Scan the entries below for the string "size" and copy every line where it turns up.
Input data Block Start
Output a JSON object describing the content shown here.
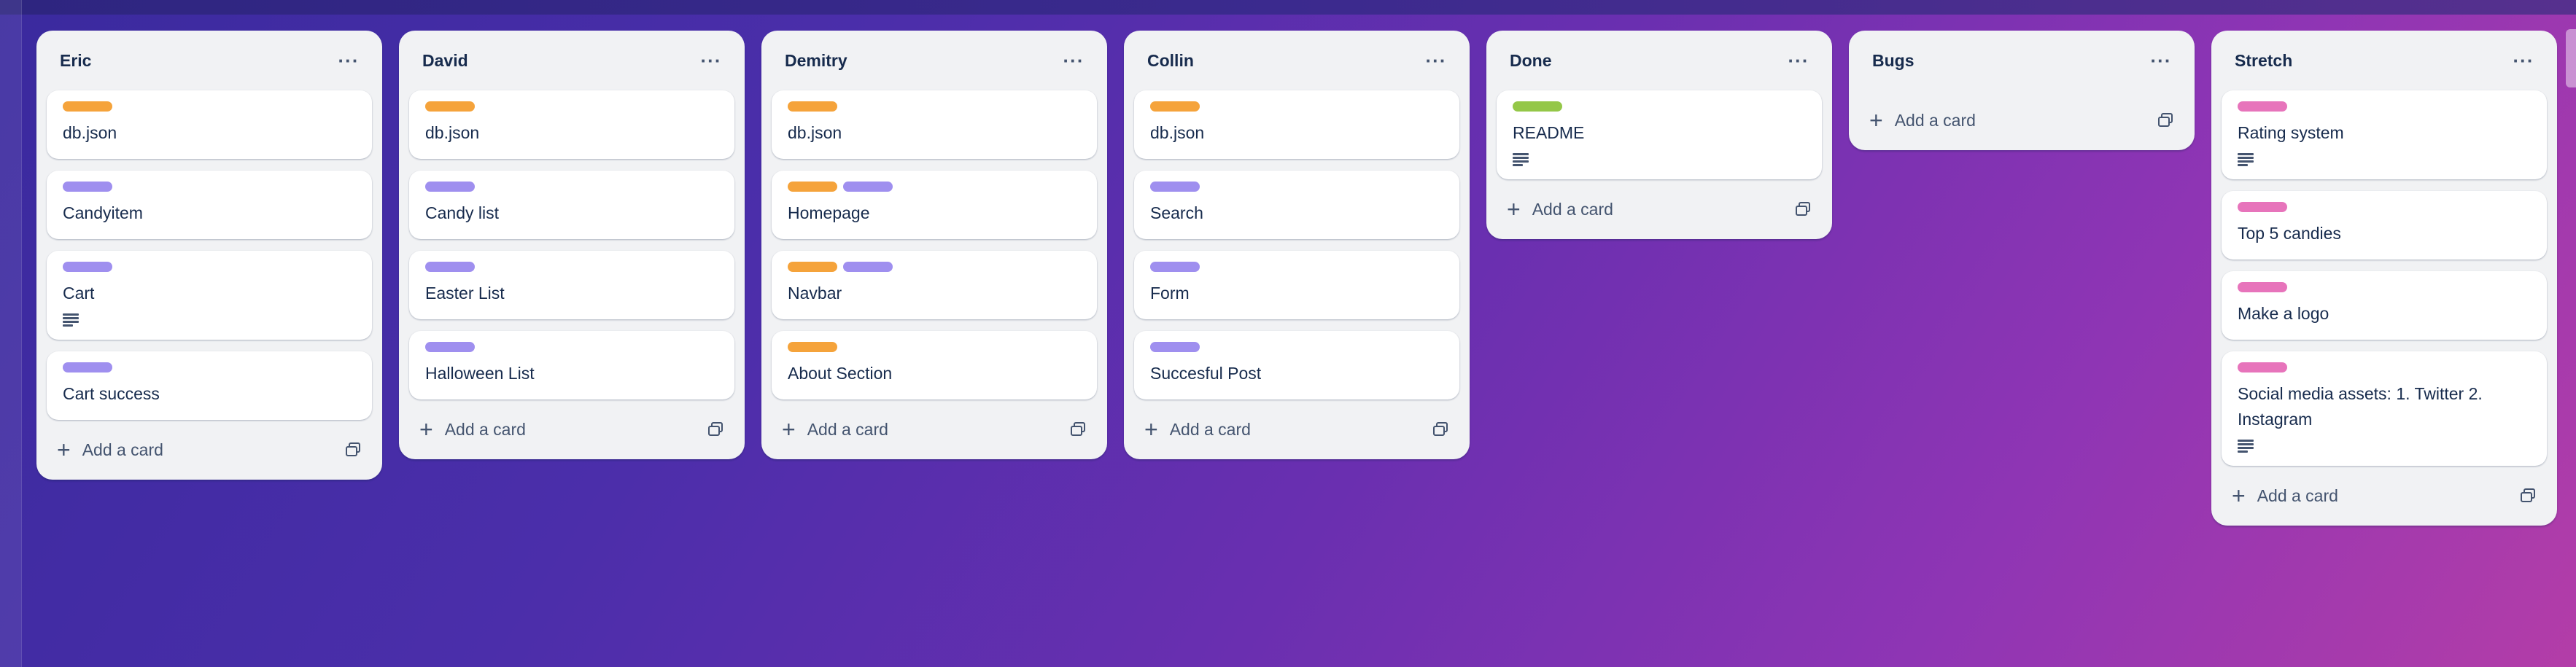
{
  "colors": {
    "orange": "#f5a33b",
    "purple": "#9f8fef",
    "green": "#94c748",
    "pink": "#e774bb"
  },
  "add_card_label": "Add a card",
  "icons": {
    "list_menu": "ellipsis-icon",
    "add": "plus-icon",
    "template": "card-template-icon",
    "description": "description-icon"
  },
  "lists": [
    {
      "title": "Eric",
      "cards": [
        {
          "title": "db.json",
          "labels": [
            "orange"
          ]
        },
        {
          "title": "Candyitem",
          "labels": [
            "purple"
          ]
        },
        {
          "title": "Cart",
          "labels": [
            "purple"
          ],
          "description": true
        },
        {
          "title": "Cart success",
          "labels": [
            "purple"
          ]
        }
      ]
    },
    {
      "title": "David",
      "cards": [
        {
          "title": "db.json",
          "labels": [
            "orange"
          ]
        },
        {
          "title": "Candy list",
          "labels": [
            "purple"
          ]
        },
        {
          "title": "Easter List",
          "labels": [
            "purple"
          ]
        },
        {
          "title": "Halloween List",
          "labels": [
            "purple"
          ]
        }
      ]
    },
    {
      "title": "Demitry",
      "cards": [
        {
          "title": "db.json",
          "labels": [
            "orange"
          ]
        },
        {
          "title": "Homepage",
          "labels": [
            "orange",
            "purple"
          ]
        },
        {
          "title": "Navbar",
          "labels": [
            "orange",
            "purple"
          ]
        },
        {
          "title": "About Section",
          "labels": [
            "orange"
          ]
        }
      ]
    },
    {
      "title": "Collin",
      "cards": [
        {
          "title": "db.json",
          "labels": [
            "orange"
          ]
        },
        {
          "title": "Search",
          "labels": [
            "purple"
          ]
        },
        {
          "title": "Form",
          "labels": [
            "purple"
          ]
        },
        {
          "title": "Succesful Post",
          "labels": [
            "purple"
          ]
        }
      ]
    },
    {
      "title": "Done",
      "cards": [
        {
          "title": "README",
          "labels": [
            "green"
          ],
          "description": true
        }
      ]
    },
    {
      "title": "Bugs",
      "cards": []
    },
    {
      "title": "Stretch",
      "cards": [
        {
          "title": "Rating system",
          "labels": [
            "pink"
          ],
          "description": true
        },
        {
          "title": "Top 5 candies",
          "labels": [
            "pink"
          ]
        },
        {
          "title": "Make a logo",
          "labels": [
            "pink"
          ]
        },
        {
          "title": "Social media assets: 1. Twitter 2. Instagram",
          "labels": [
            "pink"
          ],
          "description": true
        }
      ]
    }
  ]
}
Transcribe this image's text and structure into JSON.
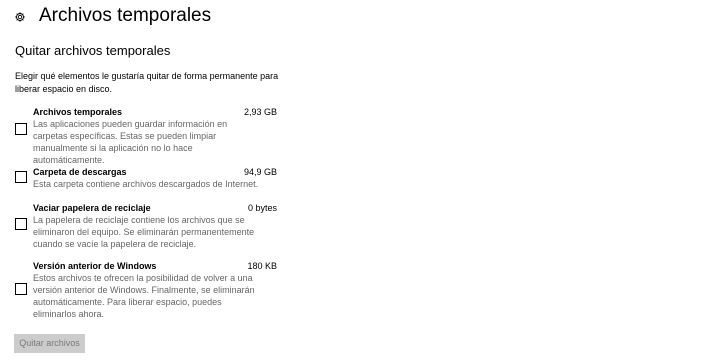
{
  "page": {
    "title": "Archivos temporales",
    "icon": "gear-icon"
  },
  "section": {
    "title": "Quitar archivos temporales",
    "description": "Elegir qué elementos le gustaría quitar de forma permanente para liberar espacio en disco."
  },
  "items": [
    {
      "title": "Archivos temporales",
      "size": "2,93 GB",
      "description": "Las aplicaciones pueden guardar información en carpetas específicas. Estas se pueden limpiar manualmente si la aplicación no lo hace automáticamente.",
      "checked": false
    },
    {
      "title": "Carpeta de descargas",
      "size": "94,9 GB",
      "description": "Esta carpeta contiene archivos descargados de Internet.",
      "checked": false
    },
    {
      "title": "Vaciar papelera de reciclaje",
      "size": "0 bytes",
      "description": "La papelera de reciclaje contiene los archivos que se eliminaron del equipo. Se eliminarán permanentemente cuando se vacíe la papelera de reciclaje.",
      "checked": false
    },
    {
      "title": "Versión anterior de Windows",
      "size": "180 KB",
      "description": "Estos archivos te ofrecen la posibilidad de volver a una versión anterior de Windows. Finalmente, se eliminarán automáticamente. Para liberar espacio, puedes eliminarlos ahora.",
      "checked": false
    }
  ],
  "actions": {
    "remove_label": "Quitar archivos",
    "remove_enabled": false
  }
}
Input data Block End
> [Exercise result]:
      "size": "2,93 GB",
      "size": "94,9 GB",
      "size": "0 bytes",
      "size": "180 KB",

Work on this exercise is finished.